The whole of the data, every line, should come back exactly the same.

Available data:
________
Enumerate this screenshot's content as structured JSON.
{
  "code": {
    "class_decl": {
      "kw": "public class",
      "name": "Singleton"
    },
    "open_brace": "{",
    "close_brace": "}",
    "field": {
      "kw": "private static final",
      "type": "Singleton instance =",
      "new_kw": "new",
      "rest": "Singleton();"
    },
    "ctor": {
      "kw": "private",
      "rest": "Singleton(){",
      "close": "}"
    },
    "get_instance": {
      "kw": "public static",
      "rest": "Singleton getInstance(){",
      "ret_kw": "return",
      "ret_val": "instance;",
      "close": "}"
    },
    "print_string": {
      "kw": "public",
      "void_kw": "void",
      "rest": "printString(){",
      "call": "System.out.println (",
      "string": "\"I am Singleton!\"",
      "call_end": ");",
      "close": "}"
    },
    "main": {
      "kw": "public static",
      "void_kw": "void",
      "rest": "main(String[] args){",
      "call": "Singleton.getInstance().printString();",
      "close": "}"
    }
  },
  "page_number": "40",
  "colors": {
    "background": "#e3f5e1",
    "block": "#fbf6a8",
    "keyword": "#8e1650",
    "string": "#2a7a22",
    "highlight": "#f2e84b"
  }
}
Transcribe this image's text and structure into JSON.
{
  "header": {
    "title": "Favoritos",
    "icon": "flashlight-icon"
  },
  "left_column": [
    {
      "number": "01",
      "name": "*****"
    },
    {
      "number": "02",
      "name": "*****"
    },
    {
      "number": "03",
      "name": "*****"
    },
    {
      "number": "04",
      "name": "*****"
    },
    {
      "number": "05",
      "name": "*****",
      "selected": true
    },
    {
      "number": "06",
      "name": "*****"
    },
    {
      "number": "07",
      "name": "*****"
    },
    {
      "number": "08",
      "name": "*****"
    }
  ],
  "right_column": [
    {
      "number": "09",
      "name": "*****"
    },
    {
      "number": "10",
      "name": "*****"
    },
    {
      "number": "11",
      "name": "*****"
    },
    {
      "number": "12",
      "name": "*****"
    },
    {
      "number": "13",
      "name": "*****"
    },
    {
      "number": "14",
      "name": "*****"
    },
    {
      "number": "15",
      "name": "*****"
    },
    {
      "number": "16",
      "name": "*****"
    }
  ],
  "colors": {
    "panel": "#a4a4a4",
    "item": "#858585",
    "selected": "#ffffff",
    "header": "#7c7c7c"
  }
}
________
Solution below:
Enumerate this screenshot's content as structured JSON.
{
  "code": {
    "class_decl": {
      "kw": "public class",
      "name": "Singleton"
    },
    "open_brace": "{",
    "close_brace": "}",
    "field": {
      "kw": "private static final",
      "type": "Singleton instance =",
      "new_kw": "new",
      "rest": "Singleton();"
    },
    "ctor": {
      "kw": "private",
      "rest": "Singleton(){",
      "close": "}"
    },
    "get_instance": {
      "kw": "public static",
      "rest": "Singleton getInstance(){",
      "ret_kw": "return",
      "ret_val": "instance;",
      "close": "}"
    },
    "print_string": {
      "kw": "public",
      "void_kw": "void",
      "rest": "printString(){",
      "call": "System.out.println (",
      "string": "\"I am Singleton!\"",
      "call_end": ");",
      "close": "}"
    },
    "main": {
      "kw": "public static",
      "void_kw": "void",
      "rest": "main(String[] args){",
      "call": "Singleton.getInstance().printString();",
      "close": "}"
    }
  },
  "page_number": "40",
  "colors": {
    "background": "#e3f5e1",
    "block": "#fbf6a8",
    "keyword": "#8e1650",
    "string": "#2a7a22",
    "highlight": "#f2e84b"
  }
}
Transcribe this image's text and structure into JSON.
{
  "header": {
    "title": "Favoritos",
    "icon": "flashlight-icon"
  },
  "left_column": [
    {
      "number": "01",
      "name": "*****"
    },
    {
      "number": "02",
      "name": "*****"
    },
    {
      "number": "03",
      "name": "*****"
    },
    {
      "number": "04",
      "name": "*****"
    },
    {
      "number": "05",
      "name": "*****",
      "selected": true
    },
    {
      "number": "06",
      "name": "*****"
    },
    {
      "number": "07",
      "name": "*****"
    },
    {
      "number": "08",
      "name": "*****"
    }
  ],
  "right_column": [
    {
      "number": "09",
      "name": "*****"
    },
    {
      "number": "10",
      "name": "*****"
    },
    {
      "number": "11",
      "name": "*****"
    },
    {
      "number": "12",
      "name": "*****"
    },
    {
      "number": "13",
      "name": "*****"
    },
    {
      "number": "14",
      "name": "*****"
    },
    {
      "number": "15",
      "name": "*****"
    },
    {
      "number": "16",
      "name": "*****"
    }
  ],
  "colors": {
    "panel": "#a4a4a4",
    "item": "#858585",
    "selected": "#ffffff",
    "header": "#7c7c7c"
  }
}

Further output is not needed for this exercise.